The state should allow a diversity of alternate route providers. This goal was reorganized in 2017.
Alternate Route Providers: Although Missouri previously allowed only institutions of higher education having state-approved conventional professional education programs to offer alternate route programs, Missouri's State Board of Education has approved the non-profit organization Kansas City Teacher Residency (KCTR) to offer educator certification. The KCTR is run in conjunction with Park University.
Further, Missouri coursework requirements are set out only in credit hours, which may result in precluding providers that are not institutions of higher education from offering alternate route programs.
Further expand the diversity of alternate route providers.

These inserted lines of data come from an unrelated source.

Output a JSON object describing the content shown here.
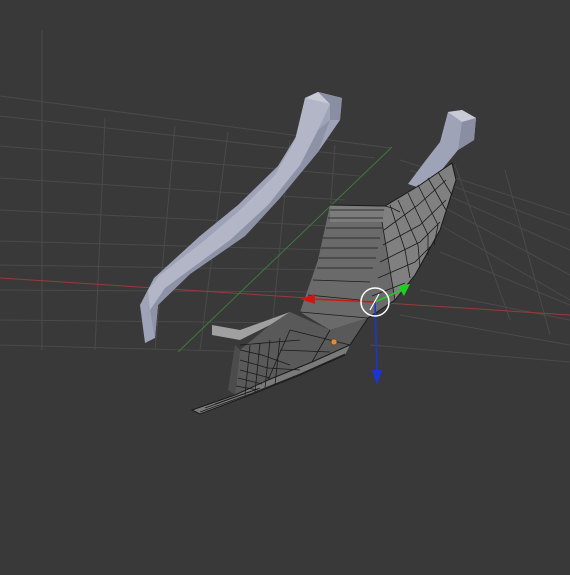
{
  "viewport": {
    "background_color": "#393939",
    "grid_color": "#4a4a4a",
    "x_axis_color": "#9a3a3a",
    "y_axis_color": "#3d7a3d"
  },
  "scene": {
    "objects": [
      {
        "name": "left-arm-curved-bar",
        "color": "#9fa3b8",
        "state": "unselected"
      },
      {
        "name": "right-arm-curved-bar",
        "color": "#9fa3b8",
        "state": "unselected"
      },
      {
        "name": "seat-mesh",
        "color": "#6a6a6a",
        "state": "edit-mode",
        "wire_color": "#1a1a1a"
      }
    ]
  },
  "gizmo": {
    "x_arrow_color": "#d01515",
    "y_arrow_color": "#1fcf1f",
    "z_arrow_color": "#1a35d6",
    "pivot_color": "#e08a3c",
    "center_ring_color": "#ffffff"
  }
}
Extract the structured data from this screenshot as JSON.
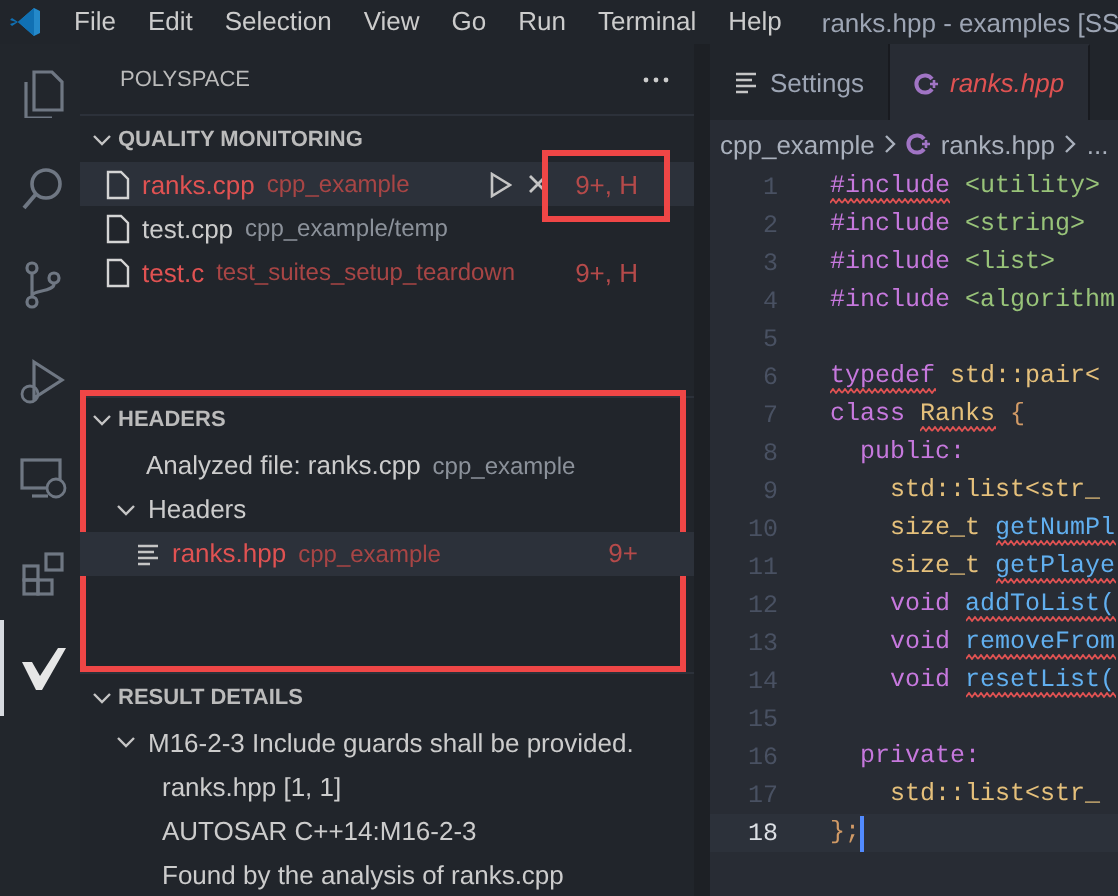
{
  "title_bar": {
    "menu": [
      "File",
      "Edit",
      "Selection",
      "View",
      "Go",
      "Run",
      "Terminal",
      "Help"
    ],
    "title": "ranks.hpp - examples [SS"
  },
  "activity_bar": [
    {
      "kind": "files",
      "selected": false
    },
    {
      "kind": "search",
      "selected": false
    },
    {
      "kind": "source-control",
      "selected": false
    },
    {
      "kind": "run",
      "selected": false
    },
    {
      "kind": "remote",
      "selected": false
    },
    {
      "kind": "extensions",
      "selected": false
    },
    {
      "kind": "polyspace",
      "selected": true
    }
  ],
  "sidebar": {
    "title": "POLYSPACE",
    "sections": [
      {
        "title": "QUALITY MONITORING",
        "expanded": true,
        "highlighted": false,
        "items": [
          {
            "kind": "source-file",
            "name": "ranks.cpp",
            "description": "cpp_example",
            "badge": "9+, H",
            "error": true,
            "selected": true,
            "badge_highlighted": true
          },
          {
            "kind": "source-file",
            "name": "test.cpp",
            "description": "cpp_example/temp",
            "error": false,
            "selected": false,
            "badge_highlighted": false
          },
          {
            "kind": "source-file",
            "name": "test.c",
            "description": "test_suites_setup_teardown",
            "badge": "9+, H",
            "error": true,
            "selected": false,
            "badge_highlighted": false
          }
        ]
      },
      {
        "title": "HEADERS",
        "expanded": true,
        "highlighted": true,
        "items": [
          {
            "kind": "text",
            "label": "Analyzed file: ranks.cpp",
            "description": "cpp_example"
          },
          {
            "kind": "group",
            "label": "Headers",
            "expanded": true,
            "children": [
              {
                "kind": "header-file",
                "name": "ranks.hpp",
                "description": "cpp_example",
                "badge": "9+",
                "error": true,
                "selected": true,
                "badge_highlighted": false
              }
            ]
          }
        ]
      },
      {
        "title": "RESULT DETAILS",
        "expanded": true,
        "highlighted": false,
        "items": [
          {
            "kind": "group",
            "label": "M16-2-3 Include guards shall be provided.",
            "expanded": true,
            "children": [
              {
                "kind": "text",
                "label": "ranks.hpp [1, 1]"
              },
              {
                "kind": "text",
                "label": "AUTOSAR C++14:M16-2-3"
              },
              {
                "kind": "text",
                "label": "Found by the analysis of ranks.cpp"
              }
            ]
          }
        ]
      }
    ]
  },
  "editor": {
    "tabs": [
      {
        "kind": "settings",
        "label": "Settings",
        "selected": false,
        "error": false
      },
      {
        "kind": "cpp",
        "label": "ranks.hpp",
        "selected": true,
        "error": true
      }
    ],
    "breadcrumbs": [
      {
        "kind": "folder",
        "label": "cpp_example"
      },
      {
        "kind": "cpp",
        "label": "ranks.hpp"
      },
      {
        "kind": "more",
        "label": "..."
      }
    ],
    "lines": [
      {
        "number": "1",
        "current": false,
        "kind": "top",
        "tokens": [
          {
            "kind": "directive",
            "text": "#include",
            "squiggle": true
          },
          {
            "kind": "header",
            "text": "<utility>",
            "squiggle": false
          }
        ]
      },
      {
        "number": "2",
        "current": false,
        "kind": "top",
        "tokens": [
          {
            "kind": "directive",
            "text": "#include",
            "squiggle": false
          },
          {
            "kind": "header",
            "text": "<string>",
            "squiggle": false
          }
        ]
      },
      {
        "number": "3",
        "current": false,
        "kind": "top",
        "tokens": [
          {
            "kind": "directive",
            "text": "#include",
            "squiggle": false
          },
          {
            "kind": "header",
            "text": "<list>",
            "squiggle": false
          }
        ]
      },
      {
        "number": "4",
        "current": false,
        "kind": "top",
        "tokens": [
          {
            "kind": "directive",
            "text": "#include",
            "squiggle": false
          },
          {
            "kind": "header",
            "text": "<algorithm",
            "squiggle": false
          }
        ]
      },
      {
        "number": "5",
        "current": false
      },
      {
        "number": "6",
        "current": false,
        "kind": "top",
        "tokens": [
          {
            "kind": "keyword",
            "text": "typedef",
            "squiggle": true
          },
          {
            "kind": "type",
            "text": "std::pair<",
            "squiggle": false
          }
        ]
      },
      {
        "number": "7",
        "current": false,
        "kind": "top",
        "tokens": [
          {
            "kind": "keyword",
            "text": "class",
            "squiggle": false
          },
          {
            "kind": "type",
            "text": "Ranks",
            "squiggle": true
          },
          {
            "kind": "brace",
            "text": "{",
            "squiggle": false
          }
        ]
      },
      {
        "number": "8",
        "current": false,
        "kind": "class",
        "tokens": [
          {
            "kind": "keyword",
            "text": "public:",
            "squiggle": false
          }
        ]
      },
      {
        "number": "9",
        "current": false,
        "kind": "member",
        "tokens": [
          {
            "kind": "type",
            "text": "std::list<str_",
            "squiggle": false
          }
        ]
      },
      {
        "number": "10",
        "current": false,
        "kind": "member",
        "tokens": [
          {
            "kind": "type",
            "text": "size_t",
            "squiggle": false
          },
          {
            "kind": "function",
            "text": "getNumPl",
            "squiggle": true
          }
        ]
      },
      {
        "number": "11",
        "current": false,
        "kind": "member",
        "tokens": [
          {
            "kind": "type",
            "text": "size_t",
            "squiggle": false
          },
          {
            "kind": "function",
            "text": "getPlaye",
            "squiggle": true
          }
        ]
      },
      {
        "number": "12",
        "current": false,
        "kind": "member",
        "tokens": [
          {
            "kind": "keyword",
            "text": "void",
            "squiggle": false
          },
          {
            "kind": "function",
            "text": "addToList(",
            "squiggle": true
          }
        ]
      },
      {
        "number": "13",
        "current": false,
        "kind": "member",
        "tokens": [
          {
            "kind": "keyword",
            "text": "void",
            "squiggle": false
          },
          {
            "kind": "function",
            "text": "removeFrom",
            "squiggle": true
          }
        ]
      },
      {
        "number": "14",
        "current": false,
        "kind": "member",
        "tokens": [
          {
            "kind": "keyword",
            "text": "void",
            "squiggle": false
          },
          {
            "kind": "function",
            "text": "resetList(",
            "squiggle": true
          }
        ]
      },
      {
        "number": "15",
        "current": false
      },
      {
        "number": "16",
        "current": false,
        "kind": "class",
        "tokens": [
          {
            "kind": "keyword",
            "text": "private:",
            "squiggle": false
          }
        ]
      },
      {
        "number": "17",
        "current": false,
        "kind": "member",
        "tokens": [
          {
            "kind": "type",
            "text": "std::list<str_",
            "squiggle": false
          }
        ]
      },
      {
        "number": "18",
        "current": true,
        "kind": "top",
        "tokens": [
          {
            "kind": "brace",
            "text": "};",
            "squiggle": false
          }
        ]
      }
    ]
  }
}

Missouri should continue to consider policies that encourage additional providers beyond what the state currently offers, including alternate route programs offered by school districts and other nonprofit organizations. A robust diversity of providers has the potential to help all programs, both university- and non-university-based, to improve.
Further, Missouri should refrain from articulating specific preparation requirements in terms of credit hours, as this effectively precludes providers that are not institutions of higher education from offering alternate route programs.
Missouri was helpful in providing NCTQ with the facts necessary for this analysis.
The state added that the Missouri State Board of Education has approved the non-profit Kansas City Partnership for Leadership in Urban Schools (KCPLUS).
Alternate routes should be structured to do more than just address shortages; they should provide an alternative pipeline for talented individuals to enter the profession. Many states have structured their alternate routes as a streamlined means to certify teachers in shortage subjects, grades, or geographic areas. A true alternate route creates a new pipeline of potential teachers by certifying those with valuable knowledge and skills who did not prepare to teach as undergraduates and are disinclined to fulfill the requirements of a new degree.
Some states claim that the limitations they place on the use of their alternate routes impose quality control. However, states control the criteria for who is admitted and who is licensed. With appropriate standards for admission and program accountability, quality can be safeguarded without casting alternate routes as routes of last resort or branding alternate route teachers "second-class citizens."